State Rep. Ann Bollin praised the recommendations for improving voter engagement among young people and college students announced this week by the Collegiate Student Advisory Task Force.
Bollin, who previously served 16 years as Brighton Township Clerk, said she has already introduced a plan to implement one of the recommendations: Establishing a permanent absent voter ballot application list. Some of the panel’s other recommendations include increasing voter education, providing on-campus election resources for college students and other reforms to make it more convenient to request and return an absentee ballot.
The task force includes 32 students from 23 colleges, community colleges and universities throughout Michigan with hometowns across the state.
“As a former township clerk, I understand just how important it is to reach out and engage all voters,” Bollin said. “The young people on this task force did a terrific job of identifying the barriers that keep other students from participating in our elections, and I agree with many of the solutions they have suggested.”
Bollin’s plan, House Bill 5123, would streamline the absentee voting process by requiring every municipality to establish a permanent absent voter list. Voters on the list would automatically be mailed an application before each election. In addition to helping voters, these lists will give local clerks a better idea of the number of absentee voters to prepare for each election.
The plan remains under consideration in the House Elections and Ethics Committee.
State Rep. Ann Bollin of Brighton Township issued the following statement after Court of Claims Judge Cynthia Stephens ordered that the Legislature may intervene in the case of Michigan Alliance for Retired Americans v. Michigan Secretary of State/State of Michigan:
State Rep. Ann Bollin today helped the Legislature approve a new state budget plan, overcoming the financial challenges posed by COVID-19 and protecting funding for priorities like education, roads and the essential services provided by local communities.
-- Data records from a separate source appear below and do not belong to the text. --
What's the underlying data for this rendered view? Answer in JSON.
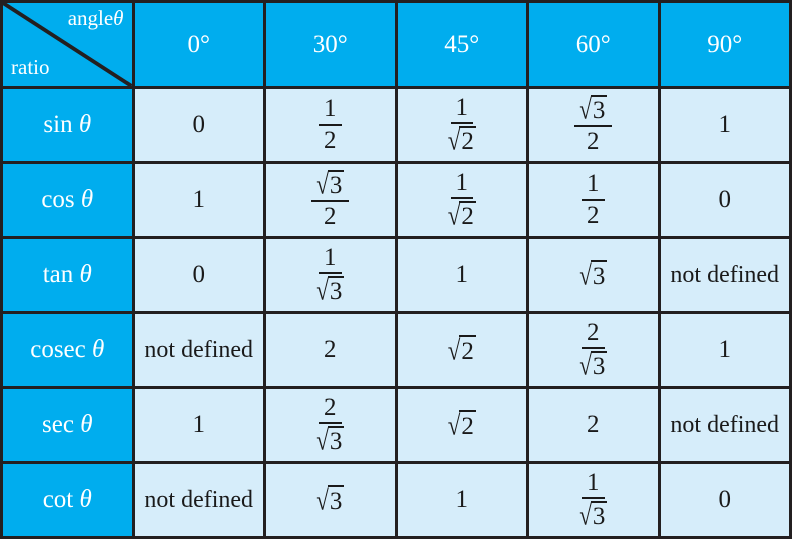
{
  "table": {
    "corner": {
      "angle_label": "angle",
      "angle_symbol": "θ",
      "ratio_label": "ratio"
    },
    "columns": [
      "0°",
      "30°",
      "45°",
      "60°",
      "90°"
    ],
    "rows": [
      {
        "name": "sin",
        "symbol": "θ",
        "values": [
          "0",
          "1/2",
          "1/√2",
          "√3/2",
          "1"
        ]
      },
      {
        "name": "cos",
        "symbol": "θ",
        "values": [
          "1",
          "√3/2",
          "1/√2",
          "1/2",
          "0"
        ]
      },
      {
        "name": "tan",
        "symbol": "θ",
        "values": [
          "0",
          "1/√3",
          "1",
          "√3",
          "not defined"
        ]
      },
      {
        "name": "cosec",
        "symbol": "θ",
        "values": [
          "not defined",
          "2",
          "√2",
          "2/√3",
          "1"
        ]
      },
      {
        "name": "sec",
        "symbol": "θ",
        "values": [
          "1",
          "2/√3",
          "√2",
          "2",
          "not defined"
        ]
      },
      {
        "name": "cot",
        "symbol": "θ",
        "values": [
          "not defined",
          "√3",
          "1",
          "1/√3",
          "0"
        ]
      }
    ],
    "cells": {
      "sin": {
        "0": {
          "kind": "plain",
          "text": "0"
        },
        "30": {
          "kind": "fraction",
          "num": "1",
          "den": "2"
        },
        "45": {
          "kind": "fraction",
          "num": "1",
          "den_sqrt": "2"
        },
        "60": {
          "kind": "fraction",
          "num_sqrt": "3",
          "den": "2"
        },
        "90": {
          "kind": "plain",
          "text": "1"
        }
      },
      "cos": {
        "0": {
          "kind": "plain",
          "text": "1"
        },
        "30": {
          "kind": "fraction",
          "num_sqrt": "3",
          "den": "2"
        },
        "45": {
          "kind": "fraction",
          "num": "1",
          "den_sqrt": "2"
        },
        "60": {
          "kind": "fraction",
          "num": "1",
          "den": "2"
        },
        "90": {
          "kind": "plain",
          "text": "0"
        }
      },
      "tan": {
        "0": {
          "kind": "plain",
          "text": "0"
        },
        "30": {
          "kind": "fraction",
          "num": "1",
          "den_sqrt": "3"
        },
        "45": {
          "kind": "plain",
          "text": "1"
        },
        "60": {
          "kind": "sqrt",
          "radicand": "3"
        },
        "90": {
          "kind": "text",
          "text": "not defined"
        }
      },
      "cosec": {
        "0": {
          "kind": "text",
          "text": "not defined"
        },
        "30": {
          "kind": "plain",
          "text": "2"
        },
        "45": {
          "kind": "sqrt",
          "radicand": "2"
        },
        "60": {
          "kind": "fraction",
          "num": "2",
          "den_sqrt": "3"
        },
        "90": {
          "kind": "plain",
          "text": "1"
        }
      },
      "sec": {
        "0": {
          "kind": "plain",
          "text": "1"
        },
        "30": {
          "kind": "fraction",
          "num": "2",
          "den_sqrt": "3"
        },
        "45": {
          "kind": "sqrt",
          "radicand": "2"
        },
        "60": {
          "kind": "plain",
          "text": "2"
        },
        "90": {
          "kind": "text",
          "text": "not defined"
        }
      },
      "cot": {
        "0": {
          "kind": "text",
          "text": "not defined"
        },
        "30": {
          "kind": "sqrt",
          "radicand": "3"
        },
        "45": {
          "kind": "plain",
          "text": "1"
        },
        "60": {
          "kind": "fraction",
          "num": "1",
          "den_sqrt": "3"
        },
        "90": {
          "kind": "plain",
          "text": "0"
        }
      }
    }
  },
  "colors": {
    "header_blue": "#00adee",
    "cell_blue": "#d6edfa",
    "border": "#231f20",
    "header_text": "#ffffff",
    "cell_text": "#1a1a1a"
  },
  "symbols": {
    "radical": "√"
  }
}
Rep. Bollin talks about the Michigan Legislature filing a renewed motion to intervene in a lawsuit against the Secretary of State, fighting a Court of Claims decision that would require local clerks to count ballots received in the mail up to two weeks after Election Day.